Living on the edge of the law

During the late 1920s, Prescott “Bud” Cummings arrived in Eastham, aiming to make a living as a turnip farmer. Profit margins were narrow, and it wasn’t long before he turned to the transit of illicit alcohol, or “rum running,” a much more lucrative way to make a living during the era of Prohibition.

Labeled as the “Noble Experiment” by President Herbert Hoover, Prohibition was in effect from January 17, 1920 to December 5, 1933. Thanks to the 18th Amendment, the sale, transport and manufacturing of alcoholic beverages became illegal, but many Cape Codders just couldn’t resist the adventures—or the cash—that smuggling contraband booze could offer.

Cummings was among the more successful rum runners on the Cape.

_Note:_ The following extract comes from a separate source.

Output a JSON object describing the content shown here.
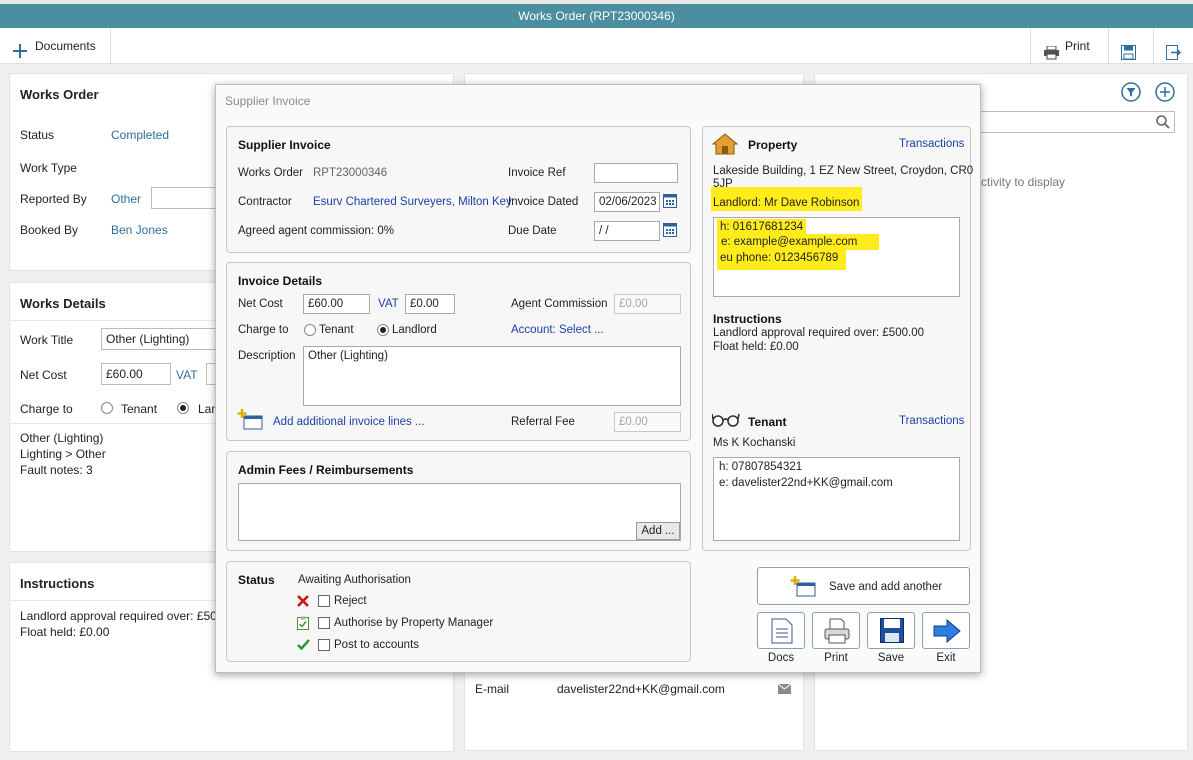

The gig paid him “five dollars for every case that he dropped from the rum runners to the shore,” according to a series of interviews that Don Sparrow conducted with Cummings for the Eastham Historical Society during the 1980s. The 40,000 cases that he brought in added up to $200,000. Manny Zora, a Provincetown rum runner whose adventures are chronicled in his book “The Sea Fox” (co-written with Scott Corbett), had similar success aboard his fishing vessel, Mary Ellen. “I’ve never known a law which was so enthusiastically violated with the possible exception of the 55-mile per hour speed limit,” Sparrow often said of the 18th Amendment.